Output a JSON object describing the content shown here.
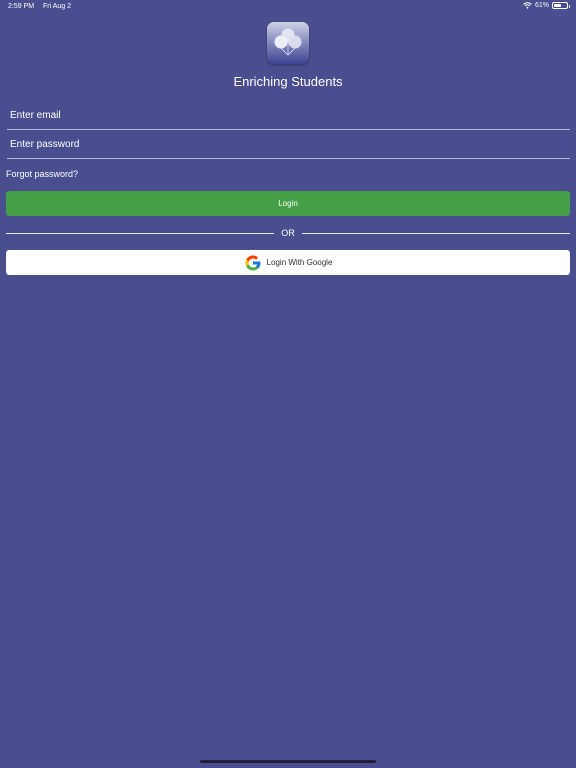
{
  "status_bar": {
    "time": "2:59 PM",
    "date": "Fri Aug 2",
    "battery_percent": "61%",
    "battery_level": 0.61,
    "icons": [
      "wifi-icon",
      "battery-icon"
    ]
  },
  "app": {
    "logo_icon": "balloons-logo-icon",
    "title": "Enriching Students"
  },
  "form": {
    "email_placeholder": "Enter email",
    "email_value": "",
    "password_placeholder": "Enter password",
    "password_value": "",
    "forgot_password_label": "Forgot password?",
    "login_label": "Login",
    "divider_label": "OR",
    "google_label": "Login With Google",
    "google_icon": "google-g-icon"
  },
  "colors": {
    "background": "#4a4e8f",
    "login_button": "#43a047",
    "google_button": "#ffffff",
    "text": "#ffffff"
  }
}
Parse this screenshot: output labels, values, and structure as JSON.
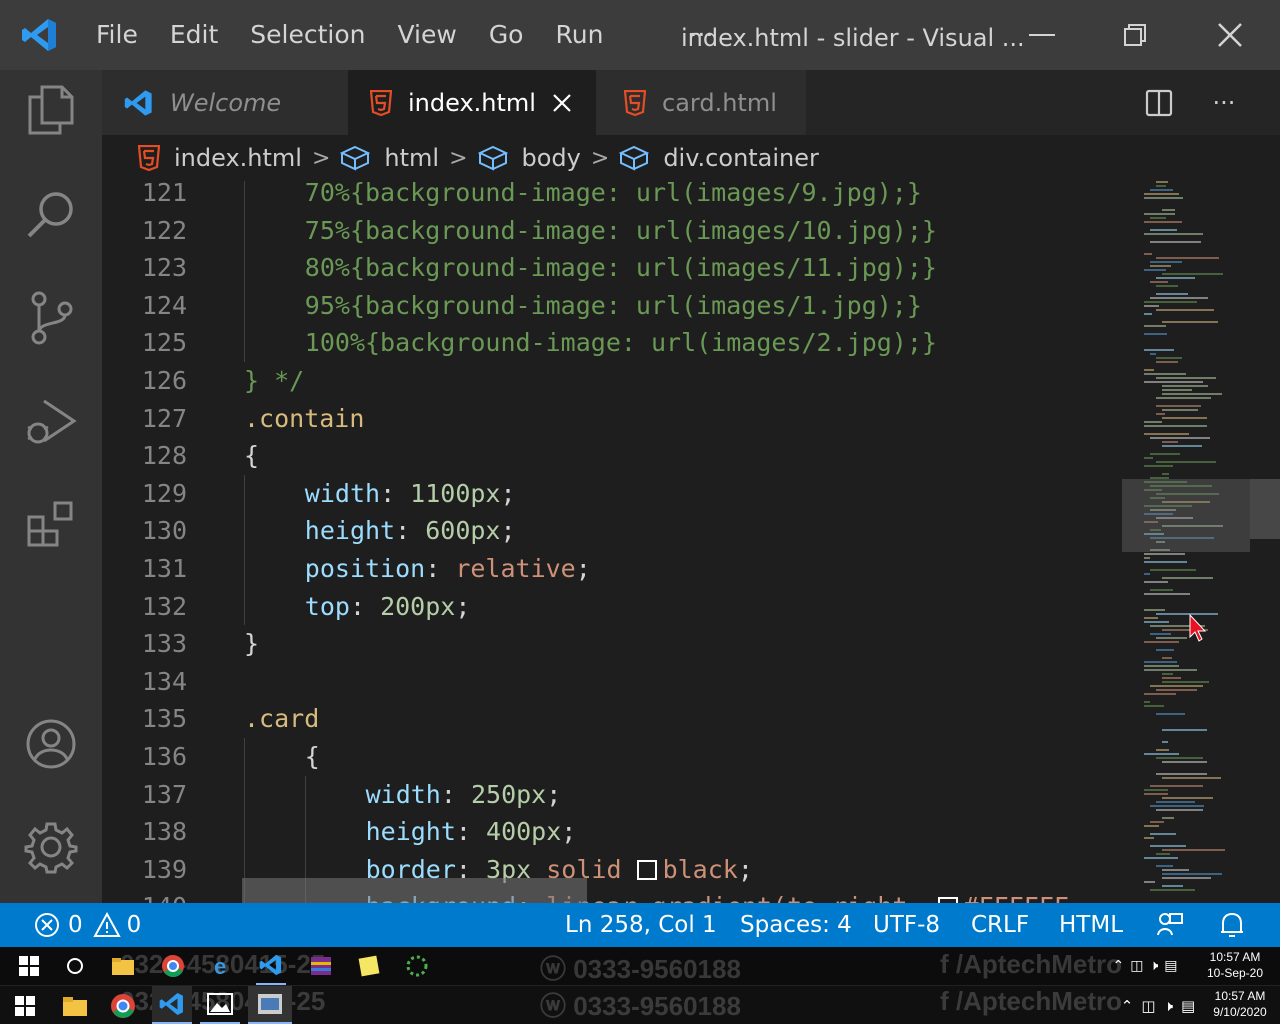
{
  "app": {
    "title": "index.html - slider - Visual ...",
    "menu": [
      "File",
      "Edit",
      "Selection",
      "View",
      "Go",
      "Run",
      "···"
    ]
  },
  "tabs": [
    {
      "label": "Welcome",
      "icon": "vscode-logo-icon",
      "active": false
    },
    {
      "label": "index.html",
      "icon": "html5-icon",
      "active": true
    },
    {
      "label": "card.html",
      "icon": "html5-icon",
      "active": false
    }
  ],
  "tab_actions": {
    "more": "···"
  },
  "breadcrumb": {
    "file": "index.html",
    "sep": ">",
    "items": [
      "html",
      "body",
      "div.container"
    ]
  },
  "editor": {
    "lines": [
      {
        "n": "121",
        "indent": 1,
        "tokens": [
          [
            "comment",
            "70%{background-image: url(images/9.jpg);}"
          ]
        ]
      },
      {
        "n": "122",
        "indent": 1,
        "tokens": [
          [
            "comment",
            "75%{background-image: url(images/10.jpg);}"
          ]
        ]
      },
      {
        "n": "123",
        "indent": 1,
        "tokens": [
          [
            "comment",
            "80%{background-image: url(images/11.jpg);}"
          ]
        ]
      },
      {
        "n": "124",
        "indent": 1,
        "tokens": [
          [
            "comment",
            "95%{background-image: url(images/1.jpg);}"
          ]
        ]
      },
      {
        "n": "125",
        "indent": 1,
        "tokens": [
          [
            "comment",
            "100%{background-image: url(images/2.jpg);}"
          ]
        ]
      },
      {
        "n": "126",
        "indent": 0,
        "tokens": [
          [
            "comment",
            "} */"
          ]
        ]
      },
      {
        "n": "127",
        "indent": 0,
        "tokens": [
          [
            "sel",
            ".contain"
          ]
        ]
      },
      {
        "n": "128",
        "indent": 0,
        "tokens": [
          [
            "punct",
            "{"
          ]
        ]
      },
      {
        "n": "129",
        "indent": 1,
        "tokens": [
          [
            "prop",
            "width"
          ],
          [
            "punct",
            ": "
          ],
          [
            "num",
            "1100px"
          ],
          [
            "punct",
            ";"
          ]
        ]
      },
      {
        "n": "130",
        "indent": 1,
        "tokens": [
          [
            "prop",
            "height"
          ],
          [
            "punct",
            ": "
          ],
          [
            "num",
            "600px"
          ],
          [
            "punct",
            ";"
          ]
        ]
      },
      {
        "n": "131",
        "indent": 1,
        "tokens": [
          [
            "prop",
            "position"
          ],
          [
            "punct",
            ": "
          ],
          [
            "val",
            "relative"
          ],
          [
            "punct",
            ";"
          ]
        ]
      },
      {
        "n": "132",
        "indent": 1,
        "tokens": [
          [
            "prop",
            "top"
          ],
          [
            "punct",
            ": "
          ],
          [
            "num",
            "200px"
          ],
          [
            "punct",
            ";"
          ]
        ]
      },
      {
        "n": "133",
        "indent": 0,
        "tokens": [
          [
            "punct",
            "}"
          ]
        ]
      },
      {
        "n": "134",
        "indent": 0,
        "tokens": []
      },
      {
        "n": "135",
        "indent": 0,
        "tokens": [
          [
            "sel",
            ".card"
          ]
        ]
      },
      {
        "n": "136",
        "indent": 1,
        "tokens": [
          [
            "punct",
            "{"
          ]
        ]
      },
      {
        "n": "137",
        "indent": 2,
        "tokens": [
          [
            "prop",
            "width"
          ],
          [
            "punct",
            ": "
          ],
          [
            "num",
            "250px"
          ],
          [
            "punct",
            ";"
          ]
        ]
      },
      {
        "n": "138",
        "indent": 2,
        "tokens": [
          [
            "prop",
            "height"
          ],
          [
            "punct",
            ": "
          ],
          [
            "num",
            "400px"
          ],
          [
            "punct",
            ";"
          ]
        ]
      },
      {
        "n": "139",
        "indent": 2,
        "tokens": [
          [
            "prop",
            "border"
          ],
          [
            "punct",
            ": "
          ],
          [
            "num",
            "3px"
          ],
          [
            "punct",
            " "
          ],
          [
            "val",
            "solid"
          ],
          [
            "punct",
            " "
          ],
          [
            "swatch",
            ""
          ],
          [
            "val",
            "black"
          ],
          [
            "punct",
            ";"
          ]
        ]
      },
      {
        "n": "140",
        "indent": 2,
        "tokens": [
          [
            "prop",
            "background"
          ],
          [
            "punct",
            ": "
          ],
          [
            "val",
            "linear-gradient(to right, "
          ],
          [
            "swatch",
            ""
          ],
          [
            "val",
            "#FFFFFF"
          ]
        ]
      }
    ]
  },
  "status": {
    "errors": "0",
    "warnings": "0",
    "position": "Ln 258, Col 1",
    "spaces": "Spaces: 4",
    "encoding": "UTF-8",
    "eol": "CRLF",
    "language": "HTML"
  },
  "taskbar": {
    "clock1_time": "10:57 AM",
    "clock1_date": "10-Sep-20",
    "clock2_time": "10:57 AM",
    "clock2_date": "9/10/2020"
  },
  "watermark": {
    "phone1": "0321-4580415-25",
    "phone2": "ⓦ 0333-9560188",
    "social": "f /AptechMetro"
  },
  "colors": {
    "accent": "#007acc",
    "titlebar": "#3c3c3c",
    "activitybar": "#333333",
    "editor_bg": "#1e1e1e",
    "html_icon": "#e44d26"
  }
}
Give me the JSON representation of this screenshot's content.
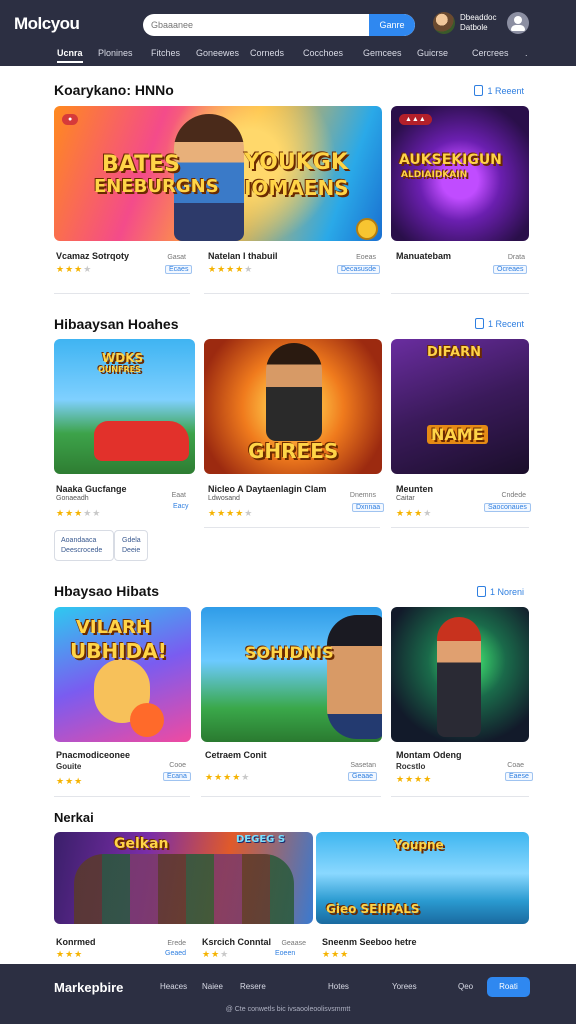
{
  "header": {
    "logo": "Molcyou",
    "search": {
      "placeholder": "Gbaaanee",
      "button": "Ganre"
    },
    "user": {
      "name_line1": "Dbeaddoc",
      "name_line2": "Datbole"
    },
    "nav": [
      "Ucnra",
      "Plonines",
      "Fitches",
      "Goneewes",
      "Corneds",
      "Cocchoes",
      "Gemcees",
      "Guicrse",
      "Cercrees",
      "."
    ]
  },
  "sections": [
    {
      "title": "Koarykano: HNNo",
      "link": "1 Reeent",
      "cards": [
        {
          "image_text": [
            "BATES",
            "ENEBURGNS"
          ],
          "image_text2": [
            "YOUKGK",
            "IOMAENS"
          ],
          "badge": "",
          "title": "Vcamaz Sotrqoty",
          "sub": "",
          "rating": 3,
          "price_small": "Gasat",
          "price": "Ecaes"
        },
        {
          "title": "Natelan I thabuil",
          "sub": "",
          "rating": 4,
          "price_small": "Eoeas",
          "price": "Decasusde"
        },
        {
          "image_text": [
            "AUKSEKIGUN",
            "ALDIAIDKAIN"
          ],
          "badge": "",
          "title": "Manuatebam",
          "sub": "",
          "rating": 0,
          "price_small": "Drata",
          "price": "Ocreaes"
        }
      ]
    },
    {
      "title": "Hibaaysan Hoahes",
      "link": "1 Recent",
      "cards": [
        {
          "image_text": [
            "WDKS",
            "OUNFRES"
          ],
          "title": "Naaka Gucfange",
          "sub": "Gonaeadh",
          "rating": 3.5,
          "price_small": "Eaat",
          "price": "Eacy"
        },
        {
          "image_text": [
            "GHREES"
          ],
          "title": "Nicleo A Daytaenlagin Clam",
          "sub": "Ldwosand",
          "rating": 4,
          "price_small": "Dnemns",
          "price": "Dxnnaa"
        },
        {
          "image_text": [
            "DIFARN",
            "NAME"
          ],
          "title": "Meunten",
          "sub": "Caitar",
          "rating": 3,
          "price_small": "Cndede",
          "price": "Saoconaues"
        }
      ],
      "mini": {
        "left": [
          "Aoandaaca",
          "Deescrocede"
        ],
        "right": [
          "Gdela",
          "Deeie"
        ]
      }
    },
    {
      "title": "Hbaysao Hibats",
      "link": "1 Noreni",
      "cards": [
        {
          "image_text": [
            "VILARH",
            "UBHIDA!"
          ],
          "title": "Pnacmodiceonee",
          "sub": "Gouite",
          "rating": 3,
          "price_small": "Cooe",
          "price": "Ecana"
        },
        {
          "image_text": [
            "SOHIDNIS"
          ],
          "title": "Cetraem Conit",
          "sub": "",
          "rating": 4,
          "price_small": "Sasetan",
          "price": "Geaae"
        },
        {
          "image_text": [],
          "title": "Montam Odeng",
          "sub": "Rocstlo",
          "rating": 4,
          "price_small": "Coae",
          "price": "Eaese"
        }
      ]
    },
    {
      "title": "Nerkai",
      "cards": [
        {
          "image_text": [
            "Gelkan"
          ],
          "image_text2": [
            "DEGEG S"
          ],
          "title": "Konrmed",
          "rating": 3,
          "price_small": "Erede",
          "price": "Geaed"
        },
        {
          "title": "Ksrcich Conntal",
          "rating": 2,
          "price_small": "Geaase",
          "price": "Eoeen"
        },
        {
          "image_text": [
            "Gieo SEIIPALS"
          ],
          "image_text2": [
            "Youpne"
          ],
          "title": "Sneenm Seeboo hetre",
          "rating": 3,
          "price_small": "",
          "price": ""
        }
      ]
    }
  ],
  "footer": {
    "logo": "Markepbire",
    "links": [
      "Heaces",
      "Naiee",
      "Resere",
      "Hotes",
      "Yorees",
      "Qeo"
    ],
    "button": "Roati",
    "copy": "@ Cte conwetls bic ivsaooleoolisvsmmtt"
  },
  "colors": {
    "header_bg": "#2c2f42",
    "accent": "#2f88f0",
    "star": "#f5b301"
  }
}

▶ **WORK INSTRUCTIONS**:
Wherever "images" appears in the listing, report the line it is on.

▶ **TASK OUTPUT**:
            "70%{background-image: url(images/9.jpg);}"
            "75%{background-image: url(images/10.jpg);}"
            "80%{background-image: url(images/11.jpg);}"
            "95%{background-image: url(images/1.jpg);}"
            "100%{background-image: url(images/2.jpg);}"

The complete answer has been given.